WHAT YOU ARE ASKED TO DO:
Read the data below line by line and copy each one with "تاریخ" in it.

------ RECORDS SUPPLIED ------

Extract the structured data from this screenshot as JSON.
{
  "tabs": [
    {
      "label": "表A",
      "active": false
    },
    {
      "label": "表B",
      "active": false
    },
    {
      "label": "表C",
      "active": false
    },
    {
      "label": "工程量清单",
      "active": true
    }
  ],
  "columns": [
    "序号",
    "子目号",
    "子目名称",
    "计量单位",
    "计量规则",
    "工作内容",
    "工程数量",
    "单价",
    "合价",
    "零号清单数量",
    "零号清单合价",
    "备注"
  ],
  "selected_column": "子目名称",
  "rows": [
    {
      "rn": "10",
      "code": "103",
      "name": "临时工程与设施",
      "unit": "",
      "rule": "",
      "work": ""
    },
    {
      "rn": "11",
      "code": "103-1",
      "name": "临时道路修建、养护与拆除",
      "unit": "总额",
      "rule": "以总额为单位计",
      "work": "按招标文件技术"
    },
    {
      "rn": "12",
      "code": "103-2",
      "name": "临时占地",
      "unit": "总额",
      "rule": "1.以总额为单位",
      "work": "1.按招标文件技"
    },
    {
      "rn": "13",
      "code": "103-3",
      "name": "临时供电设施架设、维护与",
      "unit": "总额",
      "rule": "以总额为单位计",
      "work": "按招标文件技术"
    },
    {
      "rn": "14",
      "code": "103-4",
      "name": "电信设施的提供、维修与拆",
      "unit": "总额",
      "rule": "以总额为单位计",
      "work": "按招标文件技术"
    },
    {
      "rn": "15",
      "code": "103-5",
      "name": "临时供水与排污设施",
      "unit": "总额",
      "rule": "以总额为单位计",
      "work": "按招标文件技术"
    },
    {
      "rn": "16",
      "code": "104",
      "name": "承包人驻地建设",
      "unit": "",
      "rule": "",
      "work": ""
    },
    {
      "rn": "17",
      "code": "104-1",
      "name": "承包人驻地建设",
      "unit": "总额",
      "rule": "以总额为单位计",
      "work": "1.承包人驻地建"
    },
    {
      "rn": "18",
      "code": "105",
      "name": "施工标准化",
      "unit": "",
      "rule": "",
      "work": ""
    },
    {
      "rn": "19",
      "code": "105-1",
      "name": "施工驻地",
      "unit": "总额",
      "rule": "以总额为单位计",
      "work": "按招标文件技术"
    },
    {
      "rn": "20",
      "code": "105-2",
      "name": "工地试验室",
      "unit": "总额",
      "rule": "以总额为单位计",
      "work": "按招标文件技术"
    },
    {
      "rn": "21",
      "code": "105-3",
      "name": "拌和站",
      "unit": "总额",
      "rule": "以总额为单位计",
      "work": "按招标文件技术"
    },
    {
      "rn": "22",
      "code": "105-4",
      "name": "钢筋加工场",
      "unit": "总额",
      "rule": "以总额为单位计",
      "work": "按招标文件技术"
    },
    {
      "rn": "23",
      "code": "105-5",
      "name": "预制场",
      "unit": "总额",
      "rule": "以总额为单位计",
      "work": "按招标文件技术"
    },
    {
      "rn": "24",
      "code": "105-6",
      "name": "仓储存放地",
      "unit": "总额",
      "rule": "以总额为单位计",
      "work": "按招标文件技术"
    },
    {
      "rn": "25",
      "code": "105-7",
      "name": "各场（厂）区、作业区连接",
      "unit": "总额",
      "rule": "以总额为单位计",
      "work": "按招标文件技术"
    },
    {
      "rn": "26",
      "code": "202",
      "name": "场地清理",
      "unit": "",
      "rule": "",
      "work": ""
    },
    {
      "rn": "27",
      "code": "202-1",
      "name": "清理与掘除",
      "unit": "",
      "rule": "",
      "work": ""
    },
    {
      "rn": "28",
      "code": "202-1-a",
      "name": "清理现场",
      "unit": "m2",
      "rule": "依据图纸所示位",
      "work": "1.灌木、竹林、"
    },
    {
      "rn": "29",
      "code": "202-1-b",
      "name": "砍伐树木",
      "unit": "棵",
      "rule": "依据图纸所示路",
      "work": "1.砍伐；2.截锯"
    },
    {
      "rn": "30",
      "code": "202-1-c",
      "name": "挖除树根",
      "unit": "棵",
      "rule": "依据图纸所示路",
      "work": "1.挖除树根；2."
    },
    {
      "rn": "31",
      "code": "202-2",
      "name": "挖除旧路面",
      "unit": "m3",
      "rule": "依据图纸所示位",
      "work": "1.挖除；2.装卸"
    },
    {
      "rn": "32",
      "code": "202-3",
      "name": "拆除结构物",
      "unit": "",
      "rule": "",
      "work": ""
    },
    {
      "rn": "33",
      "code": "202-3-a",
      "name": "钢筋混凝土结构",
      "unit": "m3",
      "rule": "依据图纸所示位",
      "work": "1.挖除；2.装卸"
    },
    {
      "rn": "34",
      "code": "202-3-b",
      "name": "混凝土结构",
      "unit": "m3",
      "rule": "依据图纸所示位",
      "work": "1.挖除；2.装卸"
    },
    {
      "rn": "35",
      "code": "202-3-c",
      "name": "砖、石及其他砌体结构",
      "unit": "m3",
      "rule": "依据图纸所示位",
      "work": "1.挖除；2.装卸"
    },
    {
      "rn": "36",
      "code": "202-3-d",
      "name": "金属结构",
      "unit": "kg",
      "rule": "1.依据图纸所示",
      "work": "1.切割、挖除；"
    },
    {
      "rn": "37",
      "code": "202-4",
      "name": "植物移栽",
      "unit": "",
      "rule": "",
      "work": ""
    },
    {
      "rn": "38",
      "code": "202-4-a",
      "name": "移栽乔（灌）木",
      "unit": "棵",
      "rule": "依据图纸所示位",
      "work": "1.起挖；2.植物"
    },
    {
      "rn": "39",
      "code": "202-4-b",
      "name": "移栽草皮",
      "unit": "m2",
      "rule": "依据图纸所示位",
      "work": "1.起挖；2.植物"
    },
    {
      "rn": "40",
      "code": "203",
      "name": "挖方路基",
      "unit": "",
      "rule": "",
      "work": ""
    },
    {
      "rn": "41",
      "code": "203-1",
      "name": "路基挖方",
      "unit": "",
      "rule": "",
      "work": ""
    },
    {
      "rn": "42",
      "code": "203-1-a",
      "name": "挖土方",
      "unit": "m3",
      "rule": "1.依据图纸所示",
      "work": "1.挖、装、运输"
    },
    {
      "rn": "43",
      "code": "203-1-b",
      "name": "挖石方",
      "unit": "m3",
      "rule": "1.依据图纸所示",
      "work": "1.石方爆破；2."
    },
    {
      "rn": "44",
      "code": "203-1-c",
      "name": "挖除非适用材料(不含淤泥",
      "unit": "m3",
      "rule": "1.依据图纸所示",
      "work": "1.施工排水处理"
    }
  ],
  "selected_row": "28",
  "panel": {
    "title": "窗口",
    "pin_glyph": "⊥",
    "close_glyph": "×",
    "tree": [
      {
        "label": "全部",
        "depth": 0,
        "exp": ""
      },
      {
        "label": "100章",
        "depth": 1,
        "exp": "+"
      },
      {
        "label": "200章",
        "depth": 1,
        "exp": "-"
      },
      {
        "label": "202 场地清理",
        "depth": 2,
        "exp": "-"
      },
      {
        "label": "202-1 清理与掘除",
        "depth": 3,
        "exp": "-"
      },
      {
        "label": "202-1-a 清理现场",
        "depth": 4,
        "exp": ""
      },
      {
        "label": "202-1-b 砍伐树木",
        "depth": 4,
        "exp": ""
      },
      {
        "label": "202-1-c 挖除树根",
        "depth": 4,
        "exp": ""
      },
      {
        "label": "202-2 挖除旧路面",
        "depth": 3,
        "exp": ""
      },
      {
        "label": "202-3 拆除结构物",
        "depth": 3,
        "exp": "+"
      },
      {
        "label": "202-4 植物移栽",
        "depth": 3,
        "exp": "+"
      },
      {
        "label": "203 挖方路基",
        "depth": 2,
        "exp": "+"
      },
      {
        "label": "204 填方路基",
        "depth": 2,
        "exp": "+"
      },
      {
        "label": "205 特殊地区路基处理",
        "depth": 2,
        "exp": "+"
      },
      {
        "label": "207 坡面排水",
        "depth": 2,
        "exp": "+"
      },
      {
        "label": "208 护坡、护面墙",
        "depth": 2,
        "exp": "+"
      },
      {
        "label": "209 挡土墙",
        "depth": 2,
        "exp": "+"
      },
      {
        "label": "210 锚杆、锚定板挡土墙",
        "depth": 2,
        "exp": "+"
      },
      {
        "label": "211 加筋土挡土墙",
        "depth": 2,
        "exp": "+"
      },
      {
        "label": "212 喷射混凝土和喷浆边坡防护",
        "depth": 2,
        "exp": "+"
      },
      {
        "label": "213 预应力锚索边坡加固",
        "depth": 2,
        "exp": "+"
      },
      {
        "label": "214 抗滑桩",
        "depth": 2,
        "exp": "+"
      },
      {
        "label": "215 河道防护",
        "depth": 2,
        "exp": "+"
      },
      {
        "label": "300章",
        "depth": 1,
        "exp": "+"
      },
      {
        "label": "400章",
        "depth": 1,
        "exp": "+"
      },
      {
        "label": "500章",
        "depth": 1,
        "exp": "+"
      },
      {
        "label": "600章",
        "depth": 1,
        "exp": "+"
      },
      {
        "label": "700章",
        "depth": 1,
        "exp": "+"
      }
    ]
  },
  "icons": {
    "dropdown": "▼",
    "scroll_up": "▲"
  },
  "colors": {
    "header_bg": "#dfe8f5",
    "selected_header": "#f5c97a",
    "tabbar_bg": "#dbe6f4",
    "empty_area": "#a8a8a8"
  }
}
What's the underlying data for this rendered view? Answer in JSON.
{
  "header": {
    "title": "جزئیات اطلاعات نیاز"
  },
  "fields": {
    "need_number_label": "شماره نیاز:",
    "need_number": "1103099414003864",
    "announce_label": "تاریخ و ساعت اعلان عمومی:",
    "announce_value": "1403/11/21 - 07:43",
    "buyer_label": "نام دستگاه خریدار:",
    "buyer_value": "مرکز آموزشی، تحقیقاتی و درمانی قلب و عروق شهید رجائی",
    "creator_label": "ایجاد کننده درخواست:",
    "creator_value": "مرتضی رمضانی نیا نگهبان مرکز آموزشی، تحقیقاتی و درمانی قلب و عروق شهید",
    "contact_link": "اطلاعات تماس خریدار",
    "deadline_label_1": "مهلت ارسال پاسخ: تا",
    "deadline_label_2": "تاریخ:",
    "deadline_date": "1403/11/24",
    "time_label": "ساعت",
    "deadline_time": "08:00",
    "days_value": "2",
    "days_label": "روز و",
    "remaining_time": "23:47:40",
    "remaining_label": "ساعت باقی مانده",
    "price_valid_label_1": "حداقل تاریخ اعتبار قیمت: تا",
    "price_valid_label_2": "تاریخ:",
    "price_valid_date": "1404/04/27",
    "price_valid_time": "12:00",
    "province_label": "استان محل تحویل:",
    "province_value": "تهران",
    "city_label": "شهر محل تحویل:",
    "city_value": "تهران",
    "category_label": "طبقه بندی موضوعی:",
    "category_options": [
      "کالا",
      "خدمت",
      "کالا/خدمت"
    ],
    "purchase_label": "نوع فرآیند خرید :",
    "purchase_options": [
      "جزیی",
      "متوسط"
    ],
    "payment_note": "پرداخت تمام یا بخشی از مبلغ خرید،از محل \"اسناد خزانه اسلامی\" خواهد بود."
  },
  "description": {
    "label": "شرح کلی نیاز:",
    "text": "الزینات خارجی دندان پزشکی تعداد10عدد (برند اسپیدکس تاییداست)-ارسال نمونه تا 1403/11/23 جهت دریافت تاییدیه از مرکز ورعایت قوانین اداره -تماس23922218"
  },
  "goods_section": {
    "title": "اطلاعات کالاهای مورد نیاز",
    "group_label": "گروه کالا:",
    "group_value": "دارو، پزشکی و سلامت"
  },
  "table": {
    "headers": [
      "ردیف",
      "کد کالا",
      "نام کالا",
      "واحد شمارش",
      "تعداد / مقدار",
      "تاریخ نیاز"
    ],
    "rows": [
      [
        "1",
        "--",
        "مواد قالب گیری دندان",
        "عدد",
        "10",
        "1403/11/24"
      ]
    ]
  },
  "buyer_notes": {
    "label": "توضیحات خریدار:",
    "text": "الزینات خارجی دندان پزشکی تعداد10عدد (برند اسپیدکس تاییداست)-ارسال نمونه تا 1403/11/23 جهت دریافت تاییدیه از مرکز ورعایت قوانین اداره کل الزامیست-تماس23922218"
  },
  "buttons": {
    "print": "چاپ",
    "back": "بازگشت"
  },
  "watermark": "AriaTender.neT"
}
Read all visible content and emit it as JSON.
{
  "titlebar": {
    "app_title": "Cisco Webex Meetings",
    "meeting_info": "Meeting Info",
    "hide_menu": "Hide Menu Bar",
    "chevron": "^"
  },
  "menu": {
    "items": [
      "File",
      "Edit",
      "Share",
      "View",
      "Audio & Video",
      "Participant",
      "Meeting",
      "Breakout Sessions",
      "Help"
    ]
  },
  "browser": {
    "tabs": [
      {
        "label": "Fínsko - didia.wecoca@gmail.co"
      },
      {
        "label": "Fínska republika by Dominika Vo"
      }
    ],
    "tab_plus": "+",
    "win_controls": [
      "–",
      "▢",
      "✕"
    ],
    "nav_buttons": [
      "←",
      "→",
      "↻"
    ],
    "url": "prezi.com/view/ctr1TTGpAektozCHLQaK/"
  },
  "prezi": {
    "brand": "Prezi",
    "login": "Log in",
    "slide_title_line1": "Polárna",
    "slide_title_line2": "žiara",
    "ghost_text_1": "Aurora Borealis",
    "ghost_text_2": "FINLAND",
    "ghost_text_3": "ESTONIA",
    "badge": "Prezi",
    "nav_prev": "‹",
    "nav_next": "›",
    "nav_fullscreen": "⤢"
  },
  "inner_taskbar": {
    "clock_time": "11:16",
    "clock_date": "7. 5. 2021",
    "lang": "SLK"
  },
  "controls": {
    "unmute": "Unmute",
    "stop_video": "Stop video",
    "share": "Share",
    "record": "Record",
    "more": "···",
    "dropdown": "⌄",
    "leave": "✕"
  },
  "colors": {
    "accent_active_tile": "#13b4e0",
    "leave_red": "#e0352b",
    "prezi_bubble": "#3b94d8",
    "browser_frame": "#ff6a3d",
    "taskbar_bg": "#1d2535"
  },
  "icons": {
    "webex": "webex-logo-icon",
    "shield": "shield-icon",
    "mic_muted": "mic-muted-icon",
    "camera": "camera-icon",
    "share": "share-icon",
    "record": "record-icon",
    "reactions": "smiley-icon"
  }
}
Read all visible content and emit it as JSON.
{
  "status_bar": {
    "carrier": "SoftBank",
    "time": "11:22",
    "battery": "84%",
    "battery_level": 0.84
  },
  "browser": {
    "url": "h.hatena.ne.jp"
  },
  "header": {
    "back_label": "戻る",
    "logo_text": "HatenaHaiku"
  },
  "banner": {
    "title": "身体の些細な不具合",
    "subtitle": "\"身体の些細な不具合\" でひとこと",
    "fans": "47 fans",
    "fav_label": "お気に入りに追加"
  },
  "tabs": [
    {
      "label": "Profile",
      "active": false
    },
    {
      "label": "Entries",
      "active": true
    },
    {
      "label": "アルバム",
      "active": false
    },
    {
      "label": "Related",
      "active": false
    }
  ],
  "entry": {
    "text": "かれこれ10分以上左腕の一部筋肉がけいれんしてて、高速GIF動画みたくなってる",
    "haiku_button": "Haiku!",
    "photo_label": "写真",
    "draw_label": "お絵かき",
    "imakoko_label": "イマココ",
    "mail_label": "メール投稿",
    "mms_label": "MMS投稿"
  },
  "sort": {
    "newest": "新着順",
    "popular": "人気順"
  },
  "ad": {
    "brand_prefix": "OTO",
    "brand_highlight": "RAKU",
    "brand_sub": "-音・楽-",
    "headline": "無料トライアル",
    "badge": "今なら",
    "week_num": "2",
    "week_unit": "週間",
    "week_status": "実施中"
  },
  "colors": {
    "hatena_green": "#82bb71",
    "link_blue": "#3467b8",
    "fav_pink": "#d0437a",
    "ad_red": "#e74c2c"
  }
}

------

EXERCISE SOLUTION:
    "announce_label": "تاریخ و ساعت اعلان عمومی:",
    "deadline_label_2": "تاریخ:",
    "price_valid_label_1": "حداقل تاریخ اعتبار قیمت: تا",
    "price_valid_label_2": "تاریخ:",
      "تاریخ نیاز"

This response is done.